Never short of a whimsical putdown or a quip at his dad’s expense, Jonny is more like a younger brother to me. Our bond built in the succeeding years since that life affirming day twenty nine years ago. Consequently our verbal interactions bear more the mark of siblings, than father and son.

Over those score and nine summers we’ve played/watched football and club cricket together, enjoyed inestimable laughs at each other’s expense, along with stoically confronting episodes of utter despair during darker family times. These engagements establishing a deep trust between us, meaning in adulthood he’s been my ‘go to’ confidante…. Unless I really wanted stuff to remain secret, in which case I’d never tell that gosh**e a goddamn thing!

Even the misery inflicted on my offspring from me encouraging him to be a Leeds fan as a young child hasn’t affected our bond. It has, though, lead to him refusing to accept any more of my well-meaning advocacies.


What are my memories from the day I became a father twenty nine years ago?
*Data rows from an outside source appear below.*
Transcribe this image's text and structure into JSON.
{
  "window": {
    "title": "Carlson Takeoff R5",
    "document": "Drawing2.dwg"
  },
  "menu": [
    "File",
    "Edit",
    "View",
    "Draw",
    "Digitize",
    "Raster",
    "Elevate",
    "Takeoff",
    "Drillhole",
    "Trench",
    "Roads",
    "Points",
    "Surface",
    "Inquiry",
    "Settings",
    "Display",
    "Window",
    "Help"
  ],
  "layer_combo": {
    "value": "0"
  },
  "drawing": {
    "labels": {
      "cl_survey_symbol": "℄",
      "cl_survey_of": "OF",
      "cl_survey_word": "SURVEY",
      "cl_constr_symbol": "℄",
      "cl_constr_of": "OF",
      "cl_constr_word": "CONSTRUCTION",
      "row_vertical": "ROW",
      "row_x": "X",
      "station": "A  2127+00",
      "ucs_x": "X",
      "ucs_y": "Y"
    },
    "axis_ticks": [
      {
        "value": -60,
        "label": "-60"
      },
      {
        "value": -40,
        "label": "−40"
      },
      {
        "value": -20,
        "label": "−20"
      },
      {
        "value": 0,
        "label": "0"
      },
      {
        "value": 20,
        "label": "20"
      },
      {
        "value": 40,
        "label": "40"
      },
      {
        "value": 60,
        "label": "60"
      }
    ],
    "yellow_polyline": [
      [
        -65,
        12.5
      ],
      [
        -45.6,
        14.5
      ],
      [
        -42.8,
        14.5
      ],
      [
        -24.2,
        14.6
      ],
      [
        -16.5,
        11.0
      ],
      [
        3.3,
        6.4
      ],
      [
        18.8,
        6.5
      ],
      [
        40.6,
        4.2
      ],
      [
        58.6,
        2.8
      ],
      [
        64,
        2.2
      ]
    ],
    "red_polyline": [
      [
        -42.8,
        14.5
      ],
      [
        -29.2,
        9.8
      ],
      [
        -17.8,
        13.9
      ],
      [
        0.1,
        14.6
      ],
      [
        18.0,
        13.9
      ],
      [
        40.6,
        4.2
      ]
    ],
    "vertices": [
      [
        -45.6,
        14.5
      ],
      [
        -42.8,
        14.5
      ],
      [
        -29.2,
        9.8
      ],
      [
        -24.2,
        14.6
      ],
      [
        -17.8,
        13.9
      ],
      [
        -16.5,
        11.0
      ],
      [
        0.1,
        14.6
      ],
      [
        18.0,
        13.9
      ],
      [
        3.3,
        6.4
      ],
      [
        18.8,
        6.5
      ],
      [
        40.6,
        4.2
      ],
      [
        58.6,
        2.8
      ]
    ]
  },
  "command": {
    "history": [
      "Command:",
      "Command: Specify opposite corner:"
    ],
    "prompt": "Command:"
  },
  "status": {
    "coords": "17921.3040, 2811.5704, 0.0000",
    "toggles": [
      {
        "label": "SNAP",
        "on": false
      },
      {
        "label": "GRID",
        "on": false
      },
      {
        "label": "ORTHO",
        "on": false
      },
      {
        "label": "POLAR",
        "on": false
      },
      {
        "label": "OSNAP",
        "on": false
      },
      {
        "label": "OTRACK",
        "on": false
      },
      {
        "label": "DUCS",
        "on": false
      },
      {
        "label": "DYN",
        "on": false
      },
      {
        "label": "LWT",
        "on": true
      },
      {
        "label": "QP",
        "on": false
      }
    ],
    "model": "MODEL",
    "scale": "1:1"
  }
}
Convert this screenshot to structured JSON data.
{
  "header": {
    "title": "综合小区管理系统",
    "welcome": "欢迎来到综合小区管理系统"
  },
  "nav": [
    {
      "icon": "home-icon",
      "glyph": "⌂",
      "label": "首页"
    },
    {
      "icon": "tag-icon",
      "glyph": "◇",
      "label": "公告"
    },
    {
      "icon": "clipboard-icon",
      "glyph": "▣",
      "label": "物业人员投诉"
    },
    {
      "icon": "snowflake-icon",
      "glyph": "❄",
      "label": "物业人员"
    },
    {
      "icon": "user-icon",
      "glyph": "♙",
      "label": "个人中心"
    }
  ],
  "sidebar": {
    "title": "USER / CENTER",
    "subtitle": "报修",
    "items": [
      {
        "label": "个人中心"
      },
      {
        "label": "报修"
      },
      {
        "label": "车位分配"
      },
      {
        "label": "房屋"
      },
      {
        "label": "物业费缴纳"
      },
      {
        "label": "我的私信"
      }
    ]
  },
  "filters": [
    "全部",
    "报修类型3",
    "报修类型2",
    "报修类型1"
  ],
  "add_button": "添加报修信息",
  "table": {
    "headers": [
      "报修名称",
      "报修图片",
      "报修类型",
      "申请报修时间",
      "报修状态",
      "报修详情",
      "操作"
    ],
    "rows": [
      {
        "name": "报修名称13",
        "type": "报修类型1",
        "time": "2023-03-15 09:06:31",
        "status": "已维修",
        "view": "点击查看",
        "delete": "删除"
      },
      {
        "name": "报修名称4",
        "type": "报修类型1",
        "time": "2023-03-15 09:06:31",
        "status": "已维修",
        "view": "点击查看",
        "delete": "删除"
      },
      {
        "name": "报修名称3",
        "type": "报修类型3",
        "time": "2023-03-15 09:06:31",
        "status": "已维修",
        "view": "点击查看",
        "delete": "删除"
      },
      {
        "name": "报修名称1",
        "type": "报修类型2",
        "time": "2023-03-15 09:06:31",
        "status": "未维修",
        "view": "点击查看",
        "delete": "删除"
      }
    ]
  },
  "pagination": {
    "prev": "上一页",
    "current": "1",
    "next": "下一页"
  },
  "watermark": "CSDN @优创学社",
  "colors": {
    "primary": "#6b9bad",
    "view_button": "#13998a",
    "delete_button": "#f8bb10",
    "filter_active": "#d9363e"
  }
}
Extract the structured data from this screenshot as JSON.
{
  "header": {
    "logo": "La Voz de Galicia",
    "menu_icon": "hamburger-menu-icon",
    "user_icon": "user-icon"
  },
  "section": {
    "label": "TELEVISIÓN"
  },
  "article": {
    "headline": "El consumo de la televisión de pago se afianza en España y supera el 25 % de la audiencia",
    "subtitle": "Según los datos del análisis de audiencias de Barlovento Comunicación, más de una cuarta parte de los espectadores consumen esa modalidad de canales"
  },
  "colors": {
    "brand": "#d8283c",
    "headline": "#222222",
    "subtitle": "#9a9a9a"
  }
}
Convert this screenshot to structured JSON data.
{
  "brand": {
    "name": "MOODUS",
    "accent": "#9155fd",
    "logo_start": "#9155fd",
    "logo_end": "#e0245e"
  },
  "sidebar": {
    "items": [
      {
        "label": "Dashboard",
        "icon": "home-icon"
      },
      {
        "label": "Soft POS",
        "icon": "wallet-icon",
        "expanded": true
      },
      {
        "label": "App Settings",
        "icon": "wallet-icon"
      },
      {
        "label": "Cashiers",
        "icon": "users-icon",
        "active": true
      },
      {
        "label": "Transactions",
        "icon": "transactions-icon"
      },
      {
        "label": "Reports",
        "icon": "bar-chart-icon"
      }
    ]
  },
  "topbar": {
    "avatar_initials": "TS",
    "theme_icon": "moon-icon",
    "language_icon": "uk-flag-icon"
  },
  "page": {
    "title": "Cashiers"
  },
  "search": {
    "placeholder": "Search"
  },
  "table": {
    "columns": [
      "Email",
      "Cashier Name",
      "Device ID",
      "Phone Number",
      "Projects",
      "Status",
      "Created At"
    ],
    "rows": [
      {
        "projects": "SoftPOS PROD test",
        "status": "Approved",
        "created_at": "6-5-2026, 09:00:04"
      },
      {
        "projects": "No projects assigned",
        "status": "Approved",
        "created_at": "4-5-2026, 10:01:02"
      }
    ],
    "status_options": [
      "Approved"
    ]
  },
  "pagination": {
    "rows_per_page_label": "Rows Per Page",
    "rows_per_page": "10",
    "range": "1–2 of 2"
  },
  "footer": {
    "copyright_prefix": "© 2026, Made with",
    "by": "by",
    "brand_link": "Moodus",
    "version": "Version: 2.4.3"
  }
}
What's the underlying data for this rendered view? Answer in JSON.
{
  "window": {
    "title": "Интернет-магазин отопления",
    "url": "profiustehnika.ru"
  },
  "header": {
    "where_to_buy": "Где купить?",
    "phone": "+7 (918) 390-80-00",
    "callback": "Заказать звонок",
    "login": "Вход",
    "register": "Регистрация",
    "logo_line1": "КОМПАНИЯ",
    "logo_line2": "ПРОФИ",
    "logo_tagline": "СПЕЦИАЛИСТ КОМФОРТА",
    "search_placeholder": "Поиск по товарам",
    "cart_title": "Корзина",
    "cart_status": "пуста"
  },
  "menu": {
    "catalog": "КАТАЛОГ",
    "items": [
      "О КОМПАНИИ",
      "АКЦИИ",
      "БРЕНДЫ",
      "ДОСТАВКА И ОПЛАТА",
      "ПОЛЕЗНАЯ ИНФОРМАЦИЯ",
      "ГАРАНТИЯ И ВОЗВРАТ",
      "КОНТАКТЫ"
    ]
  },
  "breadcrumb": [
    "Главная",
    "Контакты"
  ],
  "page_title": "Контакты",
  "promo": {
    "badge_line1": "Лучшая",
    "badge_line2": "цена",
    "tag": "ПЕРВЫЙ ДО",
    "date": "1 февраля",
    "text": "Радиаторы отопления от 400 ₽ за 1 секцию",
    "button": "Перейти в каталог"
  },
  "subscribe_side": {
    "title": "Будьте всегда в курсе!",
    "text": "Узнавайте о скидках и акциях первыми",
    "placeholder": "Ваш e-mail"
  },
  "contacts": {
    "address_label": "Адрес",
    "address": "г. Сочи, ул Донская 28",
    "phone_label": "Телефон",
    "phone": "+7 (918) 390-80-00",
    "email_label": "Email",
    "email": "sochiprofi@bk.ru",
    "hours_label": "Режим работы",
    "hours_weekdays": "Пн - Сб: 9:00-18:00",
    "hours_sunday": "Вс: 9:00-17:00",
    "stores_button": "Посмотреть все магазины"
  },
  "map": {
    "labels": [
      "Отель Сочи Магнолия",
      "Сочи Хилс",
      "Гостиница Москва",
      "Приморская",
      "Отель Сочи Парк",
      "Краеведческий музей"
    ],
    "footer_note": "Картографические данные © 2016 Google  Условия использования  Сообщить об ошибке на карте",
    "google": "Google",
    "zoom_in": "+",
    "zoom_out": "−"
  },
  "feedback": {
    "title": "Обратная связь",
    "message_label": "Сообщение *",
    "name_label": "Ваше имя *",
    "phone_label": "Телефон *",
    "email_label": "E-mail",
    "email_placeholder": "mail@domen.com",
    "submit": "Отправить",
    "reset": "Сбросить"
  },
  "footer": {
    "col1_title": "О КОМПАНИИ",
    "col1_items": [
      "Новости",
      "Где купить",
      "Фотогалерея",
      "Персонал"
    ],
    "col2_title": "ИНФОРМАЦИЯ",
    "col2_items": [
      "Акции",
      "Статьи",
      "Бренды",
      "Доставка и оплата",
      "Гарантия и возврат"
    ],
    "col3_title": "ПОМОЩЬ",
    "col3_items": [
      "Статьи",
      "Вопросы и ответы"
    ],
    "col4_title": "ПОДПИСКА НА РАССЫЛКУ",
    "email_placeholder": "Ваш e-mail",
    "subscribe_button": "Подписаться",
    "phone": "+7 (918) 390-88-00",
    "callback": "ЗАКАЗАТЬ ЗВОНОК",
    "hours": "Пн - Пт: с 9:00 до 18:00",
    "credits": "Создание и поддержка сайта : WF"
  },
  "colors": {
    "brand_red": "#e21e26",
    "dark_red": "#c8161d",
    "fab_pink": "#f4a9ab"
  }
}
Are their any episodes from that major life event indelibly etched in my mercurial mind?

One of many things I recall is, prior to Jonny’s birth, friends with kids would often wax lyrical about how wonderful it was to be present at your offspring’s arrival. Don Quixotesque ramblings, painting the experience of childbirth as almost utopian.

These advocacies relaying to my wife and I that our up and coming life event was little more than a joyous new beginning; A metaphorical inaugural mark on a once chaste parchment. The commencement of a tale providing an amalgam of good and bad existential phases, which’ll hopefully play-out predominantly as a feel-good yarn.

Obviously, once the babe is delivered it is indeed a magical experience, where you’re in awe at the wonders of procreation. Quite frankly, though, the hours between the start of contractions and the delivery are a dreadful time for lots of woman. To a much lesser extent I found it’s not without stress for the father – In particular the experience of utter helplessness witnessing your partner in hours of discomfort.

Even my best knock-knock jokes were unable to lift my wife Karen’s mood during labour. `resulting in me attempting to speed up the birth process with a strategy utilising a megaphone and hostage negotiating tactics. Leading to my shouts at my soon to be born son of “We know you’re in there!….. Come out with your hands up and nobody will get hurt!”

Jonny did eventually make an appearance, although as he didn’t have his hands up I’ve ruled out my hostage negotiation as a contributing factor.

This morning, the anniversary of my heir’s birth brought to mind a romantic verse in 1960’s refrain They Long To Be (Close To You). A hit single penned by legendary American song writing duo Burt Bacharach and Hal David. The sentimental five lines of lyrics being :-

On the day that you were born
The angels got together
They decided to create a dream come true
So they sprinkled moon dust in your hair
And put a starlight in your eyes so blue.

A song currently spinning in my cranial jukebox as I muse about my first born on his birthday. Some may deem my inclusion of Bacharach/David’s musical poetry above as overly saccharin and sentimental. If they were being even more pedantic they may also point out Jonathon doesn’t possess blue eyes, introducing a flaw in my excessively romantic reverence,

I apologise not, though. Instead, I’ll conclude by announcing how immensely proud I am of my funny, bright, loving and engaging son and heir.

Happy Birthday, Jonathon!!…….. Incidentally son, you couldn’t lend me £20 until payday could you?!